Functional programming encourages the use of recursive functions in order to tackle bigger problems, allowing you to avoid mutable state and express the problem as small problems. One of the most popular example of recursive functions is the factorial function, which can be written in python as follows:
def factorial(num): """ num must be an integer greater than 0 """ if num == 1: return num else: return num * factorial(num - 1)
That’s the old-school approach to recursive functions and an effective enough function for typical usage. But the biggest problem with typical old-school recursive functions is the stack buildup. If the input is too large, a recursive function will cause a stack overflow.
Tail Call Optimization
That’s why there’s such a thing as Tail Recursion, which uses Tail Call Optimization (TCO) in order to make recursive calls run iteratively, avoiding a large stack. I’m not going to dig into TCO much, but I can tell you that most (if not all) Python implementations do not support TCO. But there are easy-to-use workarounds out there, such as this. There are several solutions out there, so check them out and figure out what works best for you.
Another thing I have to tell you about Tail Recursion is that, in order to make your recursive functions able to be optimized via TCO, you need the final value or the next function call to be the last thing done in your function.
If you look at the first example, the first
return is fine; it returns the final value. But the second
return fails this test. The last thing it does is the multiplication of
num and the recursive
So how can we make this tail-callable? The usual way is with an accumulator parameter that keeps track of the current value as you make your calls. For example:
def tr_factorial(num, acc): """ num must be an integer greater than 0 acc should be 1 to do a typical factorial. """ if num == 1: return acc else: return tr_factorial(num - 1, acc * num)
acc, keeps track of the current value as it goes. When making the call, you pass in 1 for
acc, and everything works out fine. But who wants to always have to pass in a 1 every time you call the factorial function?
Skipping the Accumulator
If you’re an avid Pythonista, you’ll probably see as simple answer to this problem, but first let me show you what you would normally have to do in this situation with most other languages (specifically ones without default parameters – hint hint).
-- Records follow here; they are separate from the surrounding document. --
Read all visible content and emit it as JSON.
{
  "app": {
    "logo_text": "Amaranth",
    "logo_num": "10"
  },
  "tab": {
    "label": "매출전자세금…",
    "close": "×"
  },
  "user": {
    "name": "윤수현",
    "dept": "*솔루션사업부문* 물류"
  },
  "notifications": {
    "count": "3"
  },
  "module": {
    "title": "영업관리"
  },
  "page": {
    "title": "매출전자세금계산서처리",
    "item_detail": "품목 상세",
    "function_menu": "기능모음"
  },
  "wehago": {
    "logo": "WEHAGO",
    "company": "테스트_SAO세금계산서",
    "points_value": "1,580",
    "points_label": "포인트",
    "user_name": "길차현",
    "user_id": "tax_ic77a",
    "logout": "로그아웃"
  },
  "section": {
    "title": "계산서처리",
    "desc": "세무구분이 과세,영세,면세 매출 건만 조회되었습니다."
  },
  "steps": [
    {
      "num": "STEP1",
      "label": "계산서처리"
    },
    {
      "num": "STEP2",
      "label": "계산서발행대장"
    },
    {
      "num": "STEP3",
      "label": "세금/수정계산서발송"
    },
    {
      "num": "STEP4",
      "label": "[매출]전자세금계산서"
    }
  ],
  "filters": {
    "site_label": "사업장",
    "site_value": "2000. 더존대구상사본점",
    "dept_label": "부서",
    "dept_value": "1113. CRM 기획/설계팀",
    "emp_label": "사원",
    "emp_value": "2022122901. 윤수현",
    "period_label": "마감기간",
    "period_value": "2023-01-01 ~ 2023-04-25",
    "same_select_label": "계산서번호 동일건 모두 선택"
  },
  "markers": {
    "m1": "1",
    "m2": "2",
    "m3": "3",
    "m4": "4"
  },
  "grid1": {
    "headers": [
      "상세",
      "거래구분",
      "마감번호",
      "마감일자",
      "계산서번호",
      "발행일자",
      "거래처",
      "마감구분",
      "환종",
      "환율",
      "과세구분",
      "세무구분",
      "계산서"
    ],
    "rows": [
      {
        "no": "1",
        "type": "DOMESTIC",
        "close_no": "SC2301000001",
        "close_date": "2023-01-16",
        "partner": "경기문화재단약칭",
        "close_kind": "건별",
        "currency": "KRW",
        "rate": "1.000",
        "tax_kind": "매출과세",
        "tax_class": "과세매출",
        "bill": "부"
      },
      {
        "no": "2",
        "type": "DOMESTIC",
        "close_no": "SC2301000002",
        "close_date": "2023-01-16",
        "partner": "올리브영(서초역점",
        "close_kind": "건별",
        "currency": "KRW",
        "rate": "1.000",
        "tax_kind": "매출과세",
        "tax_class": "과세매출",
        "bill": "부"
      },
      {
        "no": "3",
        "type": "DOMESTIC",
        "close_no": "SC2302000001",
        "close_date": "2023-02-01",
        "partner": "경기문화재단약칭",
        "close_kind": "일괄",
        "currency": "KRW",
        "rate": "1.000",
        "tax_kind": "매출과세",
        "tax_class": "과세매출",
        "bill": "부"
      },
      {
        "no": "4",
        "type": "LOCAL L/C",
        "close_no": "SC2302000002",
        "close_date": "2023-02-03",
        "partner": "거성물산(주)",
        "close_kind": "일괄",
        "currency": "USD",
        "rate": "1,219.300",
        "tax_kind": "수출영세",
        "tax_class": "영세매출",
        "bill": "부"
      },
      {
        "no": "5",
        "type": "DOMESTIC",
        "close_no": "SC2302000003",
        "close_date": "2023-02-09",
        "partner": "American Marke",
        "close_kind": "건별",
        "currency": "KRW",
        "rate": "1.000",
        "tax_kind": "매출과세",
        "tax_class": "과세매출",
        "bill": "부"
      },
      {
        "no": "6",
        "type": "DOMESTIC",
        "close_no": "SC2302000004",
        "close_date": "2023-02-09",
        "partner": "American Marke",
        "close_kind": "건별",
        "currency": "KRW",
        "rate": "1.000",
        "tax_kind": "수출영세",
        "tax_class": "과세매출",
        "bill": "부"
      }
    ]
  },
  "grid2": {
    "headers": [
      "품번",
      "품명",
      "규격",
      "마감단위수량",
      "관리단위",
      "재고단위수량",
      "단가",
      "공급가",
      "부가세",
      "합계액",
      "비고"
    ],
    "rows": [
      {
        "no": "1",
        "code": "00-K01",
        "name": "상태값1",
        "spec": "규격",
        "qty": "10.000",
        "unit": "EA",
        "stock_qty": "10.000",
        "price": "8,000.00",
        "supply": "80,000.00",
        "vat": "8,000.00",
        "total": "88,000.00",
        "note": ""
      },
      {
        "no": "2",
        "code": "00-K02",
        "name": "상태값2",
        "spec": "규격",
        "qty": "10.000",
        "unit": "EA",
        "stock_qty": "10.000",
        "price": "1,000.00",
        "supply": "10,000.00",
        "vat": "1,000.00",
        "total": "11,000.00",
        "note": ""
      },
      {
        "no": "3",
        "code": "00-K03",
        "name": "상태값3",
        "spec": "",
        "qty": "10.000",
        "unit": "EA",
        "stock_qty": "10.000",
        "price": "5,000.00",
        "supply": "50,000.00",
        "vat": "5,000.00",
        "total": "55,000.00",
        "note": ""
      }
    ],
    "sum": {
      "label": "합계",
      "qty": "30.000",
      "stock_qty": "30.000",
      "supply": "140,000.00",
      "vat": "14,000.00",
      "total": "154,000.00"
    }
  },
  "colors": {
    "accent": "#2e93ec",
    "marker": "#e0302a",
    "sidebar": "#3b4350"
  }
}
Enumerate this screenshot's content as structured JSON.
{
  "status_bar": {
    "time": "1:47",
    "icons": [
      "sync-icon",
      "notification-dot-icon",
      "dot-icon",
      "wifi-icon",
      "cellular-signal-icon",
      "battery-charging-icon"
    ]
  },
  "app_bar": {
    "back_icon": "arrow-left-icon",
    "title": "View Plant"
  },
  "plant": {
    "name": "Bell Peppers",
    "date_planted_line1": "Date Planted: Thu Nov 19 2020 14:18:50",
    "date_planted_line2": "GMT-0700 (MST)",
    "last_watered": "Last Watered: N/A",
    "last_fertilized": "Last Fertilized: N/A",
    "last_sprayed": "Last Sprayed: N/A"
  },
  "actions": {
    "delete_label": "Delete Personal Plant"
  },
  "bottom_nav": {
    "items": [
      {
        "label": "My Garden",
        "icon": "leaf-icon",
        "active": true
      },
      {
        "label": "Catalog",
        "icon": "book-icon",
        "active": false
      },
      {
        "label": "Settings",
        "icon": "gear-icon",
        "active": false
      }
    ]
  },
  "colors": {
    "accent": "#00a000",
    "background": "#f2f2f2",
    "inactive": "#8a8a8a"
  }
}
Normally, you’d have to make an intermediary function, like this:
def factorial_wrapper(num): """ num must be an integer greater than 0 """ return tr_factorial(num, 1)
Or, with Python, you could do this:
part_factorial = partial(tr_factorial, acc=1)
But wait… Now we have two functions in order to do the role of one very simple one. Also, in order to avoid confusion, you’d probably hide the two-parameter version from the users of your module. There has to be a simpler way.
Enter default parameters. I don’t know how I lived without default and keyword parameters before I found Python. Overloading methods was always so tedious for me.
Anyway, the solution to our problem is to add
=1 to our tail-recursive function and make a change to the doc that lets your users know to avoid passing in their own values:
def new_factorial(num, acc=1): """ num must be an integer greater than 0 acc is an accumulator used internally. Leave it alone to do a typical factorial """ if num == 1: return acc else: return new_factorial(num - 1, acc * num)
This allows you to have the function serve double-duty as both functions from the “normal” way.
Not all recursive functions that can be optimized with TCO require an accumulator variable. An example of one would be a function that recursively goes through a collection to see if it contains a certain value. It only returns
False, and only does so if it reaches the value or the end of the collection, so nothing needs to be accumulated along the way.
I cannot tell you how overjoyed I was to discover this awesome use of default parameters. I was writing up a collection designed to be used recursively and I kept using inner functions to hide them when making recursive functions that required an accumulator. This always led to hard-to-read code, since there was another function definition mixed in with the code for calling it. When I realized I could just use a default parameter, the code got a lot easier to read.